:: Data provided ::

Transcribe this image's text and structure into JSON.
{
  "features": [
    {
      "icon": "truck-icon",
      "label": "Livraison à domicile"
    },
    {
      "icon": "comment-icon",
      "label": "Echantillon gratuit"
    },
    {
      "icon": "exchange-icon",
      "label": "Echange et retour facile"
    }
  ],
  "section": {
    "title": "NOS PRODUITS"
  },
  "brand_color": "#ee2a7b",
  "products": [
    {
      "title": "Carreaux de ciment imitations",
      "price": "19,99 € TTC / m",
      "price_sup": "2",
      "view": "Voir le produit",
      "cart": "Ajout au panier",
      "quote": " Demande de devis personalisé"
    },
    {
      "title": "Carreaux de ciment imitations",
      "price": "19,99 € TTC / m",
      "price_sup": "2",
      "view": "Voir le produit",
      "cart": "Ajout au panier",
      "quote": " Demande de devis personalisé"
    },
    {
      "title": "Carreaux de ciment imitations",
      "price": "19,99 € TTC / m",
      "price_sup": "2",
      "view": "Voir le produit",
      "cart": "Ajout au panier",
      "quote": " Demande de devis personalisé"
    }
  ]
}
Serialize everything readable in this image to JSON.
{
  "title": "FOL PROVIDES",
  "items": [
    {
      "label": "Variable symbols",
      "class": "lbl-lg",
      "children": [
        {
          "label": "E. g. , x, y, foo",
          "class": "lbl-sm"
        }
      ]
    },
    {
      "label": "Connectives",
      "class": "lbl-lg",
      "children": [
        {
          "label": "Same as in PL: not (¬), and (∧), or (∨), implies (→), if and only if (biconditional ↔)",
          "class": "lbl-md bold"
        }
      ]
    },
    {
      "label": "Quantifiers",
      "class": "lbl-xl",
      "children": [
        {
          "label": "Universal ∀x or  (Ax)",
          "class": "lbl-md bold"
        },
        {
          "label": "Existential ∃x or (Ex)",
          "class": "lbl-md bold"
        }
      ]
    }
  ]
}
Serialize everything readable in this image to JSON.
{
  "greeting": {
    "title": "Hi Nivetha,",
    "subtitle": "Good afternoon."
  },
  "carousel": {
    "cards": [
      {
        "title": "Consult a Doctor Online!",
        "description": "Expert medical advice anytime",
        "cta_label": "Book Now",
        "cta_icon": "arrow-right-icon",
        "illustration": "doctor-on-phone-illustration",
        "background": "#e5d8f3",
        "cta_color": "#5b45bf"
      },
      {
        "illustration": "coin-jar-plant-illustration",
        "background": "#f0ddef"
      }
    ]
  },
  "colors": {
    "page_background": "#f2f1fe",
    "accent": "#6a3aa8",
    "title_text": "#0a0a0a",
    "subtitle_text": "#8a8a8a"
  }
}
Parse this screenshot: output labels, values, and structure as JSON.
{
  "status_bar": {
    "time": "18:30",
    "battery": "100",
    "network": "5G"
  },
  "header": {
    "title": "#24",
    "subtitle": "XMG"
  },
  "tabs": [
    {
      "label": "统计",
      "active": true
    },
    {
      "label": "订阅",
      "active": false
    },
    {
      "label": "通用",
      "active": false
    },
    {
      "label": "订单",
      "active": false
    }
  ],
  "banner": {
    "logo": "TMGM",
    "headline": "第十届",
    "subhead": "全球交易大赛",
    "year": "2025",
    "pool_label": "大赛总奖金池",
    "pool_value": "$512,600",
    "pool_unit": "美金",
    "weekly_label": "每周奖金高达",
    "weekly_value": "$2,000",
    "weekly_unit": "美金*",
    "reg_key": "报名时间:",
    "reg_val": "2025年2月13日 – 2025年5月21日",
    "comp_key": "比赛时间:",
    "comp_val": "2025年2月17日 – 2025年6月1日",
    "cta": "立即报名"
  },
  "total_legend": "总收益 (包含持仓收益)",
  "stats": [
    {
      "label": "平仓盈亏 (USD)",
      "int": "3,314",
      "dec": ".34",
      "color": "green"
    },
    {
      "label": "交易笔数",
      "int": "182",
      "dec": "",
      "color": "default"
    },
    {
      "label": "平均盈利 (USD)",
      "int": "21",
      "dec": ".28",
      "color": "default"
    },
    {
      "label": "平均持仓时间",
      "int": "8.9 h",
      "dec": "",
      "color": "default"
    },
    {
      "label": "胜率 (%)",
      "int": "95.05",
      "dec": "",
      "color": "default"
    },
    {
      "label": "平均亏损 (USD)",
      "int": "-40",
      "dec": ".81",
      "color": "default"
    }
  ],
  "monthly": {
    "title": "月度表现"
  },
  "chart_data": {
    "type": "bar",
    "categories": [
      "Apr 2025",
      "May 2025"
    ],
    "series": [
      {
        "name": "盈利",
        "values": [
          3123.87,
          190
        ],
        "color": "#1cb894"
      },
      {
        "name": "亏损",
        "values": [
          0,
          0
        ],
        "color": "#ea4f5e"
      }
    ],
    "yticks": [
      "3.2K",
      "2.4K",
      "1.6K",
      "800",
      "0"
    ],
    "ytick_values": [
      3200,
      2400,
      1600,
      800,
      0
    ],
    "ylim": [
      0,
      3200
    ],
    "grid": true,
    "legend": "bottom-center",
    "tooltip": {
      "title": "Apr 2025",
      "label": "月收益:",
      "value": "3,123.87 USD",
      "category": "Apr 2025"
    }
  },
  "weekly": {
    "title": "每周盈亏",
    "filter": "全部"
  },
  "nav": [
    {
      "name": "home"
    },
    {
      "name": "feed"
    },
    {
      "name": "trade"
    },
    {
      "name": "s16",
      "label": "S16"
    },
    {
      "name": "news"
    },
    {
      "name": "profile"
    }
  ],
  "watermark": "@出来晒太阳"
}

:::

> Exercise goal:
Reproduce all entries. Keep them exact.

> Result of the task:
Transcribe this image's text and structure into JSON.
{
  "features": [
    {
      "icon": "truck-icon",
      "label": "Livraison à domicile"
    },
    {
      "icon": "comment-icon",
      "label": "Echantillon gratuit"
    },
    {
      "icon": "exchange-icon",
      "label": "Echange et retour facile"
    }
  ],
  "section": {
    "title": "NOS PRODUITS"
  },
  "brand_color": "#ee2a7b",
  "products": [
    {
      "title": "Carreaux de ciment imitations",
      "price": "19,99 € TTC / m",
      "price_sup": "2",
      "view": "Voir le produit",
      "cart": "Ajout au panier",
      "quote": " Demande de devis personalisé"
    },
    {
      "title": "Carreaux de ciment imitations",
      "price": "19,99 € TTC / m",
      "price_sup": "2",
      "view": "Voir le produit",
      "cart": "Ajout au panier",
      "quote": " Demande de devis personalisé"
    },
    {
      "title": "Carreaux de ciment imitations",
      "price": "19,99 € TTC / m",
      "price_sup": "2",
      "view": "Voir le produit",
      "cart": "Ajout au panier",
      "quote": " Demande de devis personalisé"
    }
  ]
}
Serialize everything readable in this image to JSON.
{
  "title": "FOL PROVIDES",
  "items": [
    {
      "label": "Variable symbols",
      "class": "lbl-lg",
      "children": [
        {
          "label": "E. g. , x, y, foo",
          "class": "lbl-sm"
        }
      ]
    },
    {
      "label": "Connectives",
      "class": "lbl-lg",
      "children": [
        {
          "label": "Same as in PL: not (¬), and (∧), or (∨), implies (→), if and only if (biconditional ↔)",
          "class": "lbl-md bold"
        }
      ]
    },
    {
      "label": "Quantifiers",
      "class": "lbl-xl",
      "children": [
        {
          "label": "Universal ∀x or  (Ax)",
          "class": "lbl-md bold"
        },
        {
          "label": "Existential ∃x or (Ex)",
          "class": "lbl-md bold"
        }
      ]
    }
  ]
}
Serialize everything readable in this image to JSON.
{
  "greeting": {
    "title": "Hi Nivetha,",
    "subtitle": "Good afternoon."
  },
  "carousel": {
    "cards": [
      {
        "title": "Consult a Doctor Online!",
        "description": "Expert medical advice anytime",
        "cta_label": "Book Now",
        "cta_icon": "arrow-right-icon",
        "illustration": "doctor-on-phone-illustration",
        "background": "#e5d8f3",
        "cta_color": "#5b45bf"
      },
      {
        "illustration": "coin-jar-plant-illustration",
        "background": "#f0ddef"
      }
    ]
  },
  "colors": {
    "page_background": "#f2f1fe",
    "accent": "#6a3aa8",
    "title_text": "#0a0a0a",
    "subtitle_text": "#8a8a8a"
  }
}
Parse this screenshot: output labels, values, and structure as JSON.
{
  "status_bar": {
    "time": "18:30",
    "battery": "100",
    "network": "5G"
  },
  "header": {
    "title": "#24",
    "subtitle": "XMG"
  },
  "tabs": [
    {
      "label": "统计",
      "active": true
    },
    {
      "label": "订阅",
      "active": false
    },
    {
      "label": "通用",
      "active": false
    },
    {
      "label": "订单",
      "active": false
    }
  ],
  "banner": {
    "logo": "TMGM",
    "headline": "第十届",
    "subhead": "全球交易大赛",
    "year": "2025",
    "pool_label": "大赛总奖金池",
    "pool_value": "$512,600",
    "pool_unit": "美金",
    "weekly_label": "每周奖金高达",
    "weekly_value": "$2,000",
    "weekly_unit": "美金*",
    "reg_key": "报名时间:",
    "reg_val": "2025年2月13日 – 2025年5月21日",
    "comp_key": "比赛时间:",
    "comp_val": "2025年2月17日 – 2025年6月1日",
    "cta": "立即报名"
  },
  "total_legend": "总收益 (包含持仓收益)",
  "stats": [
    {
      "label": "平仓盈亏 (USD)",
      "int": "3,314",
      "dec": ".34",
      "color": "green"
    },
    {
      "label": "交易笔数",
      "int": "182",
      "dec": "",
      "color": "default"
    },
    {
      "label": "平均盈利 (USD)",
      "int": "21",
      "dec": ".28",
      "color": "default"
    },
    {
      "label": "平均持仓时间",
      "int": "8.9 h",
      "dec": "",
      "color": "default"
    },
    {
      "label": "胜率 (%)",
      "int": "95.05",
      "dec": "",
      "color": "default"
    },
    {
      "label": "平均亏损 (USD)",
      "int": "-40",
      "dec": ".81",
      "color": "default"
    }
  ],
  "monthly": {
    "title": "月度表现"
  },
  "chart_data": {
    "type": "bar",
    "categories": [
      "Apr 2025",
      "May 2025"
    ],
    "series": [
      {
        "name": "盈利",
        "values": [
          3123.87,
          190
        ],
        "color": "#1cb894"
      },
      {
        "name": "亏损",
        "values": [
          0,
          0
        ],
        "color": "#ea4f5e"
      }
    ],
    "yticks": [
      "3.2K",
      "2.4K",
      "1.6K",
      "800",
      "0"
    ],
    "ytick_values": [
      3200,
      2400,
      1600,
      800,
      0
    ],
    "ylim": [
      0,
      3200
    ],
    "grid": true,
    "legend": "bottom-center",
    "tooltip": {
      "title": "Apr 2025",
      "label": "月收益:",
      "value": "3,123.87 USD",
      "category": "Apr 2025"
    }
  },
  "weekly": {
    "title": "每周盈亏",
    "filter": "全部"
  },
  "nav": [
    {
      "name": "home"
    },
    {
      "name": "feed"
    },
    {
      "name": "trade"
    },
    {
      "name": "s16",
      "label": "S16"
    },
    {
      "name": "news"
    },
    {
      "name": "profile"
    }
  ],
  "watermark": "@出来晒太阳"
}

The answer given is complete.